  1. As many may not be aware, black refers to the black in accounting, as opposed to being in the red; i.e. in debt. may it be hoped that we all ensure we do not overspend and place an added burden on our hardworking spouses. at the same time, let it further be hoped that our vendors, acheinu b’nei yisroel, enjoy the bounty and prosper in these difficult economic times. RS OF BP

  2. The trouble is that the stores want to make money and they are inundated with stuff most of us can do without. Years ago, and I am from the old school, you bought what you need. Today, you go out of your mind making selections and there are items for every breath you take driving the consumer crazy if they don’t exit the store as soon as they buy what THEY NEED!!!!
    We develop an appetite for things that we don’t need just by looking at the stuff that’s around and instead of going home with what you came for,you are loaded with bags of things you had not anticipated buying. I am speaking for myself, as well….It’s a Machle Medina, as they say. We all overspend….and the manufacturers are well aware of this and take advantage of bringing in newer and newer products all the time.
    Think about the food items in a supermarket and your head spins….mine does…. I know everyone out there needs parnassah and wants to make money….but,personally….I think it got way out of line….We are raising a generation of spoiled children…..I see it every day….
    Sorry….I know the young ones may comment on this….but….it’s the truth….and the truth sometimes hurts.

  3. I will patronize my local Judaica store (a) when I actually need something from there, and (b) when I can afford it.

    Not before – and certainly not at the behest of a writer I have never heard of who clearly has a financial interest in the matter.

  4. An afterthought to my earlier contribution

    The (anonymous) Flatbush Judaica store manager has declared that he “always give[s] twenty percent off the list price”.

    He is running a “Judaica” store; why can’t he display just a little modicum of honesty and quote the r e a l price?

    We are not all foolish and most of us can see through that sly and dishonest ploy for what it is.

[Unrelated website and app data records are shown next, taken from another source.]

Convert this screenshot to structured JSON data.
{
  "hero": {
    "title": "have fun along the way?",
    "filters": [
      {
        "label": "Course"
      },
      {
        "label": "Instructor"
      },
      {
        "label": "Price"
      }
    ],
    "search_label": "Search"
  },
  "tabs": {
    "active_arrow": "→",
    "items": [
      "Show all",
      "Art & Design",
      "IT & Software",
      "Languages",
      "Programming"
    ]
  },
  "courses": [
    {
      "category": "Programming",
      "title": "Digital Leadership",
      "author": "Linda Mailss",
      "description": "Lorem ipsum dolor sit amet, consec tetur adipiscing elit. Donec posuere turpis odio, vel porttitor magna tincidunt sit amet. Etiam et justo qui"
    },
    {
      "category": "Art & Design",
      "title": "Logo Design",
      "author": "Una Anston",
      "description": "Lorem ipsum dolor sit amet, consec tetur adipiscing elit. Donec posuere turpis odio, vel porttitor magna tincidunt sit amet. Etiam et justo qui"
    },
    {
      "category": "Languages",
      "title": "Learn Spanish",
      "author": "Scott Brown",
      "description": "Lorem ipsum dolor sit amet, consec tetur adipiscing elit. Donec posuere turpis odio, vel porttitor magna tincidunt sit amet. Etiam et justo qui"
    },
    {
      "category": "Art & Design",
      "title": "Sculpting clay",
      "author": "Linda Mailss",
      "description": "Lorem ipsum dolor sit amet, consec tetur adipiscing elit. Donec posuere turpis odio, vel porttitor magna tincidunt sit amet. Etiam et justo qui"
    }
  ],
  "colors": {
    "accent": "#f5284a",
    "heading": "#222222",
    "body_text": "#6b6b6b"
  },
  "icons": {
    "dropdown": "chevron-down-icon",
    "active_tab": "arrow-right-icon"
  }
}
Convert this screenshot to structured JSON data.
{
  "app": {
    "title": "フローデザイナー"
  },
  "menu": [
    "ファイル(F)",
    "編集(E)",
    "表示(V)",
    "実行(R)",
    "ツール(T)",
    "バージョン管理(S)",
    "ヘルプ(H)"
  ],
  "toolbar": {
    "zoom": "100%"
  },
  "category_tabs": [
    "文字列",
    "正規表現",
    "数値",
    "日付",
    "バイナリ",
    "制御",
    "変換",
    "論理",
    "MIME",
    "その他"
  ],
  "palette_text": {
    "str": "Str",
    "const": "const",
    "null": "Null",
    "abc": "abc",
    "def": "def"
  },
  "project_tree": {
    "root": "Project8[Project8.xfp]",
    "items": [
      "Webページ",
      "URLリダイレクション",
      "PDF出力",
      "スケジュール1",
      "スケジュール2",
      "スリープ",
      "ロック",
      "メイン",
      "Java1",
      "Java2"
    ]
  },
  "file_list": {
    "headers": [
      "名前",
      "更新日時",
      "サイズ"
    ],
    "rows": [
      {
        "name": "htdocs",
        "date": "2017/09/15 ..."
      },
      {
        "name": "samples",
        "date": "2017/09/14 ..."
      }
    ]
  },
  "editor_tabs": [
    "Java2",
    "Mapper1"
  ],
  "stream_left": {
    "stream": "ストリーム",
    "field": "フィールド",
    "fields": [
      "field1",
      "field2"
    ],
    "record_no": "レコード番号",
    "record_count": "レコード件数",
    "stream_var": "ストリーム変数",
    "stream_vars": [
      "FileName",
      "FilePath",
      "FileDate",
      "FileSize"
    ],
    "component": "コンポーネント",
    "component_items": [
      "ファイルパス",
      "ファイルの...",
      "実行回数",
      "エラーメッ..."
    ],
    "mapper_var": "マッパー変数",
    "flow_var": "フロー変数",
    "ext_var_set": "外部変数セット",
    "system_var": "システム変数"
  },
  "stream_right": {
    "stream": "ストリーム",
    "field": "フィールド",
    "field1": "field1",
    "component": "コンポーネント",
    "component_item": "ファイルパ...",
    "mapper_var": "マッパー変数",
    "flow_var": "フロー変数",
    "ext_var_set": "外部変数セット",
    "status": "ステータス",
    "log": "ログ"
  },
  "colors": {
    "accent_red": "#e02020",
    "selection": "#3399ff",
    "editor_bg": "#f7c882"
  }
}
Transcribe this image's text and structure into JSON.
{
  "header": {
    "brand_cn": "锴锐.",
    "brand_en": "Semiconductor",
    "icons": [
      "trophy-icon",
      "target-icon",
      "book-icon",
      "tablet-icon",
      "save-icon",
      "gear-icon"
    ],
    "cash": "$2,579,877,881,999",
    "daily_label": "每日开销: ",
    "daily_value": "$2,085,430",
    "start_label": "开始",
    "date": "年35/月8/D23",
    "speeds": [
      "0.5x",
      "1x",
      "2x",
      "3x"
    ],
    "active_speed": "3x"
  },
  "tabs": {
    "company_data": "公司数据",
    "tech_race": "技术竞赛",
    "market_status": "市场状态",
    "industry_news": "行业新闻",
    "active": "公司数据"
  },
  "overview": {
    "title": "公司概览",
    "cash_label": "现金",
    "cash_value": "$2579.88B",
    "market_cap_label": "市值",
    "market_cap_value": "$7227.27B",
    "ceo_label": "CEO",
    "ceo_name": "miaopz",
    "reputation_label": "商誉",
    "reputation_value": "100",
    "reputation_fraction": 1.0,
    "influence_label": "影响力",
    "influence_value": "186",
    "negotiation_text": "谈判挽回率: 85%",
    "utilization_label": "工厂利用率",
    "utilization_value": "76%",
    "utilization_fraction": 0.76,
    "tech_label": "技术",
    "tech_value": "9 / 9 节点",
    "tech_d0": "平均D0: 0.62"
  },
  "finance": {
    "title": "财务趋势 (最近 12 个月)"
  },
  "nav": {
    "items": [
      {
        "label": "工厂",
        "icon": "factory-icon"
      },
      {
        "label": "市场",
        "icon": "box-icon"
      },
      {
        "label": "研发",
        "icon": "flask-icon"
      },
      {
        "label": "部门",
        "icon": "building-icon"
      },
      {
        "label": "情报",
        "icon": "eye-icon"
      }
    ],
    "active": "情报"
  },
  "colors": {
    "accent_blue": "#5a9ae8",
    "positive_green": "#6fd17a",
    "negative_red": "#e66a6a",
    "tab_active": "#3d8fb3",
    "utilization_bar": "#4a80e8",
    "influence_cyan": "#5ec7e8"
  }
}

  5. Gosh! It seems like when one is “In my fifties”, he will have an argument with a “Ben Torah”! I must agree with “In my fifties” on that today we will buy what we need. After we fill up on our (for example) wardrobe, we will say to ourselves, I really don’t need this, but hey! it’s 50% off, so why not? whether or not its price was cut down, bottom line, we still don’t need it!
    And to those who think this article is a waste of space, that is because this subtitle falls under OPINION. just because you mat not agree with it, it doesn’t mean that it is a total waste of space. I happen to think it is important, interesting, sharp, TRUE, and a real eye-opener.